Sanders criticizes Yang's universal basic income proposal: 'People want to work'

Democratic presidential candidate Bernie SandersBernie SandersBiden alleges Sanders campaign 'doctored video' to attack him on Social Security record Sanders campaign responds to Biden doctored video claims: Biden should 'stop trying to doctor' public record The Memo: Sanders-Warren battle could reshape Democratic primary MORE (I-Vt.) says there’s “no question” that automation and artificial intelligence will have a fundamental impact on working families but he doesn't think fellow candidate Andrew YangAndrew YangAndrew Yang's wife, Evelyn Yang, calls for 'big structural change' at 4th annual Women's March DNC announces new criteria for New Hampshire debate Poll: Sanders holds 5-point lead over Buttigieg in New Hampshire MORE's proposal of a universal basic income isn't necessarily the solution.

"This is an issue that is of enormous consequences for working people," Sanders told Hill.TV in response to the future impact of automation. "It is an issue that gotten nowhere near the kind of discussion that it needs." 

But in response to Yang's proposed universal basic income Sanders emphasized that "people want to work" and the desire to "be a productive member of society" is a "very deeply ingrained feeling that people have." 

"The challenge that we face is how do we use technology to improve the lives of working people," Sanders said. "So if you have a really terrible job, a boring job and we make your job better and we enable you to work 20 hours a week rather than 40 hours a week, it's not a bad thing...but it means to say you still need an income to live by, we can't cut your salaries in half." 

Sanders went on to tout his federal jobs guarantee as a more viable alternative.

"We take a very different approach from Mr. Yang and that is I believe in a jobs guarantee," he said. "There is an enormous amount of work that has to be done all the way from child care to health care to education to rebuilding our infrastructure to combating climate change to dealing with our growing elderly population."

Sanders said, under his administration, he would create more jobs, which would help combat job loss and other effects of automation.

"Bottom line is we cannot allow robotics technology, artificial intelligence to simply throw people out on the street," he told Hill.TV. 
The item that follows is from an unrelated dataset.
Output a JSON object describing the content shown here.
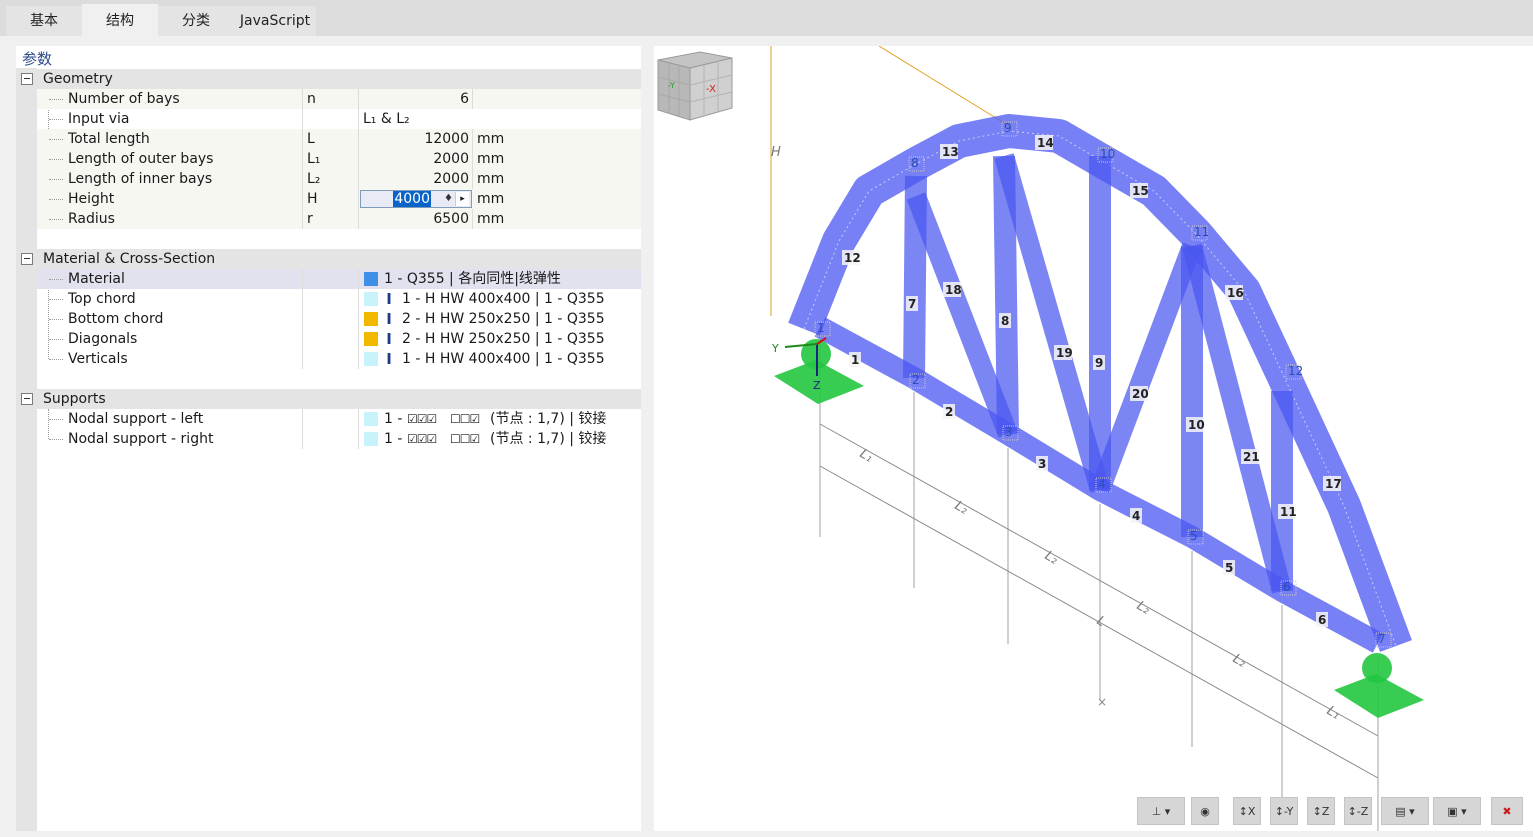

Yang later responded to Sanders' comments on Twitter, saying the Vermont senator is ignoring several potential benefits of universal basic income.

"Bernie ignores the facts that money in our hands would 1) create hundreds of thousands of local jobs and 2) recognize and reward the nurturing work being done in our homes and communities every day. He also assumes that everyone wants to work for the government which isn’t true," he tweeted.

 

 

Yang, a former tech entrepreneur, has made a universal basic income the centerpiece of his campaign platform. The proposal seeks to counteract automation by providing a monthly $1,000 to every American.

The long-shot candidate told CBS’ “Face the Nation” over the weekend that such a plan would result in an economic stimulus.

“The money will go right into local main street businesses,” Yang said over a question over whether such a plan would disincentivize work. “It will help rejuvenate American main street businesses and give us all a path forward.”

—Tess Bonn